The University of Hawaii Economic Research Organization is not tentative about the economy. "Hawaii's economic recovery has begun," it says in its annual forecast released today.
It had been predicting recovery later this year. It acknowledges that "the visitor industry remains in a deep slump" - obvious from state tax collections - but with a "mild recovery" around the world, it now forecasts a gain of 2.9 percent in arrivals for the entire year.
For the first time, UHERO is forecasting a real gross domestic product figure. Although the recovery may have begun, it still forecasts a small contraction for this year, negative 0.2 percent. That would be an improvement on the 1.3 percent contraction the economists estimated for 2008 and the 0.4 percent contraction in 2009. UHERO forecasts Hawaii's overall gross domestic product will grow in 2011, by 0.5 percent.
"While the past year has brought the anticipated business cycle turning point," the report says, "there have been no developments that would warrant a substantially stronger forecast path."
Hawaii as an exporting economy - economists consider tourism an export, even if the customers come to us - is subject to the economic conditions that prevail elsewhere, but the university economists are moderately confident that world and national conditions will improve.
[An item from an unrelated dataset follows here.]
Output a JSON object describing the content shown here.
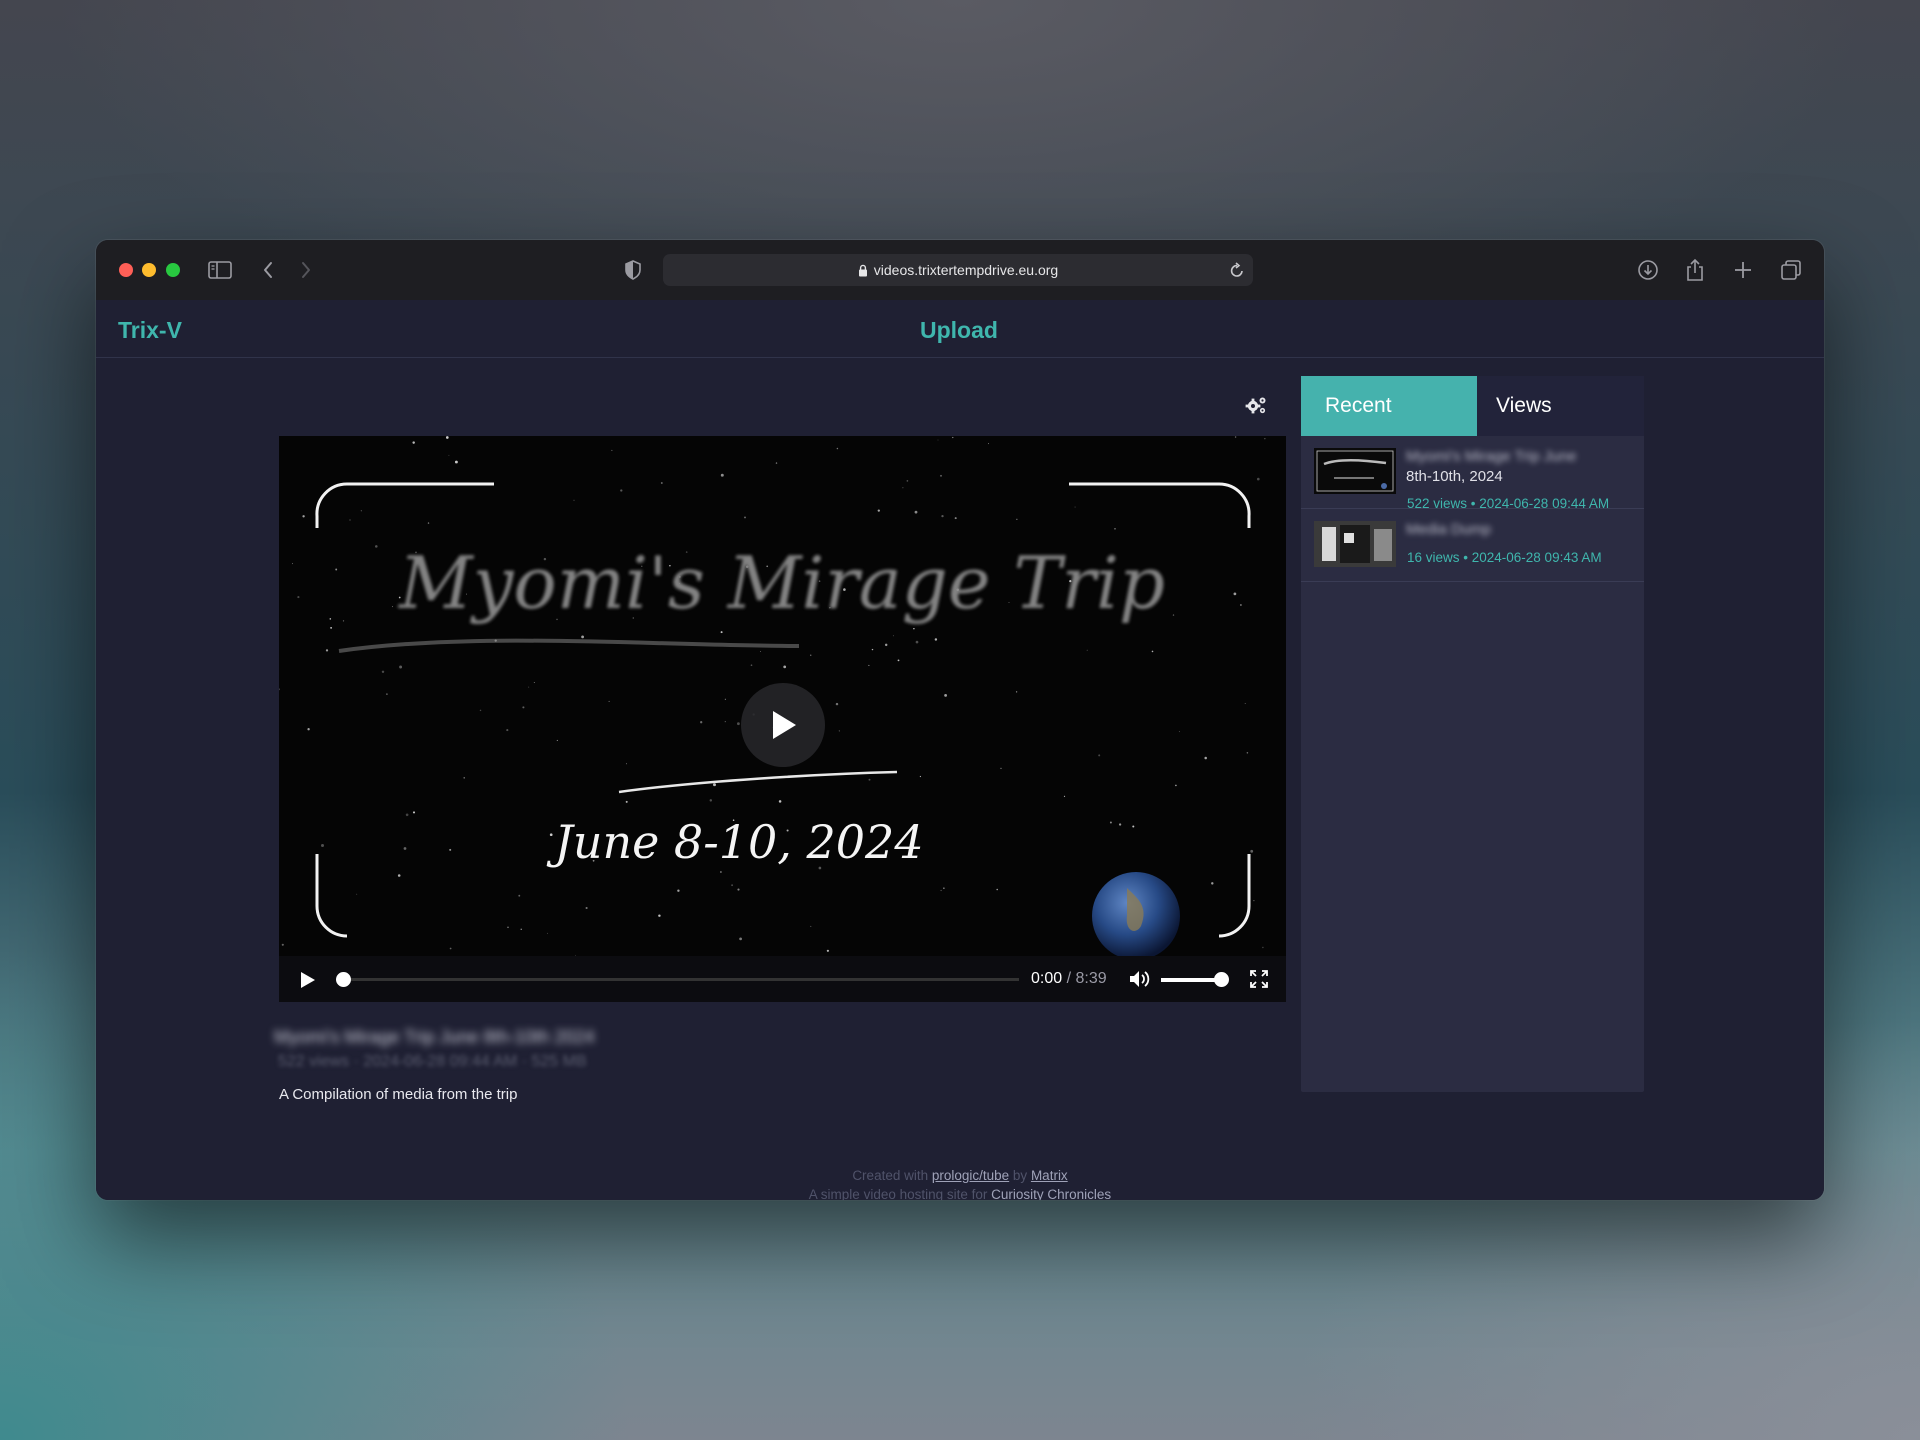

"The biggest downside risk for Hawaii is the state budget crisis, where we are only now feeling the full impact of job losses and furloughs/pay cuts," the economists say.
As with other projections for the national economy, UHERO is expecting a jobless recovery, at least in the near future.
Job counts should drop another 0.8 percent this year, and the unemployment rate will grow a smidgen, to 6.9 percent, the economists predict.
A lot of hidden unemployment is within that figure, since Maui County's main job sources - retailing, the visitor industry and government - have all cut hours for many workers.
"Additional public sector job losses are likely," the report says.
No increase in jobs is foretold before 2011, and if UHERO is right, the number of jobs will still be well below the peaks in 2007, since even the 2011 gain is projected to be less than 1 percent. Last year saw a drop of 4.4 percent, as the contraction that began in mid-2008 really began to take hold.
UHERO notes that visitor spending, construction employment and building permits all seemed to bottom out by the end of 2009.
Thanks in part to government stimulus spending, there should be some net hiring in construction over the next few months, even if the value of overall construction spending will fall by 17 percent.
Inflation has dropped along with the rest of the economy, and the Honolulu rate is expected to be 1.9 percent. That would be an increase over 2009, when housing prices were falling, but it still would be less than half what it was when the economy was expanding.
Information is not available to pin down the inflation rate for Maui.
Real personal income should be flat, according to the economists.
* Harry Eagar can be reached at firstname.lastname@example.org.